_Directions:_ What appears in the data must be reproduced exactly.

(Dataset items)
────────────────

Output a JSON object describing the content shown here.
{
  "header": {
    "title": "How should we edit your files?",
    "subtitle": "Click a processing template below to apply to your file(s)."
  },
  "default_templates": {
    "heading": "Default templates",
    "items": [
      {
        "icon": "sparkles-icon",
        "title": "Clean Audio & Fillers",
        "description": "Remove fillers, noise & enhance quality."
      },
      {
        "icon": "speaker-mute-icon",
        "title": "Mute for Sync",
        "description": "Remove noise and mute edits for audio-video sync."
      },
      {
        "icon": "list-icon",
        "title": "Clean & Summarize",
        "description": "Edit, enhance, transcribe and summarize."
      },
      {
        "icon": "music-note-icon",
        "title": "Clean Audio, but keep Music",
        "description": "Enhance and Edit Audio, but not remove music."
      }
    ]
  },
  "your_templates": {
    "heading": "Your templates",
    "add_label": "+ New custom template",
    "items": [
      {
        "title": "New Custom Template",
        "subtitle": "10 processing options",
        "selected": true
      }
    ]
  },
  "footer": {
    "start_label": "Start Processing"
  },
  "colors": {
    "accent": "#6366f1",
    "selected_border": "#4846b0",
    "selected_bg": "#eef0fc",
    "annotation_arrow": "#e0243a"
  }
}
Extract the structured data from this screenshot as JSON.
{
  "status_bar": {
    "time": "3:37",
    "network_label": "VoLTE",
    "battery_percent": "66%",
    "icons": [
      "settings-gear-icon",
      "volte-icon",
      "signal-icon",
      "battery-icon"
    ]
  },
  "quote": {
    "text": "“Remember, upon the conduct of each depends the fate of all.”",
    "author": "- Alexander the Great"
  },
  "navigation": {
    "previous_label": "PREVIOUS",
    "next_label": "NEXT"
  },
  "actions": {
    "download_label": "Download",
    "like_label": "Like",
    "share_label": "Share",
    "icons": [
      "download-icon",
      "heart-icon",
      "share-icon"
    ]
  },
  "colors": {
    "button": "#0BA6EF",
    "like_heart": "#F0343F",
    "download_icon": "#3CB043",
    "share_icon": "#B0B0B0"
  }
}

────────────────

_Completed task:_
Output a JSON object describing the content shown here.
{
  "header": {
    "title": "How should we edit your files?",
    "subtitle": "Click a processing template below to apply to your file(s)."
  },
  "default_templates": {
    "heading": "Default templates",
    "items": [
      {
        "icon": "sparkles-icon",
        "title": "Clean Audio & Fillers",
        "description": "Remove fillers, noise & enhance quality."
      },
      {
        "icon": "speaker-mute-icon",
        "title": "Mute for Sync",
        "description": "Remove noise and mute edits for audio-video sync."
      },
      {
        "icon": "list-icon",
        "title": "Clean & Summarize",
        "description": "Edit, enhance, transcribe and summarize."
      },
      {
        "icon": "music-note-icon",
        "title": "Clean Audio, but keep Music",
        "description": "Enhance and Edit Audio, but not remove music."
      }
    ]
  },
  "your_templates": {
    "heading": "Your templates",
    "add_label": "+ New custom template",
    "items": [
      {
        "title": "New Custom Template",
        "subtitle": "10 processing options",
        "selected": true
      }
    ]
  },
  "footer": {
    "start_label": "Start Processing"
  },
  "colors": {
    "accent": "#6366f1",
    "selected_border": "#4846b0",
    "selected_bg": "#eef0fc",
    "annotation_arrow": "#e0243a"
  }
}
Extract the structured data from this screenshot as JSON.
{
  "status_bar": {
    "time": "3:37",
    "network_label": "VoLTE",
    "battery_percent": "66%",
    "icons": [
      "settings-gear-icon",
      "volte-icon",
      "signal-icon",
      "battery-icon"
    ]
  },
  "quote": {
    "text": "“Remember, upon the conduct of each depends the fate of all.”",
    "author": "- Alexander the Great"
  },
  "navigation": {
    "previous_label": "PREVIOUS",
    "next_label": "NEXT"
  },
  "actions": {
    "download_label": "Download",
    "like_label": "Like",
    "share_label": "Share",
    "icons": [
      "download-icon",
      "heart-icon",
      "share-icon"
    ]
  },
  "colors": {
    "button": "#0BA6EF",
    "like_heart": "#F0343F",
    "download_icon": "#3CB043",
    "share_icon": "#B0B0B0"
  }
}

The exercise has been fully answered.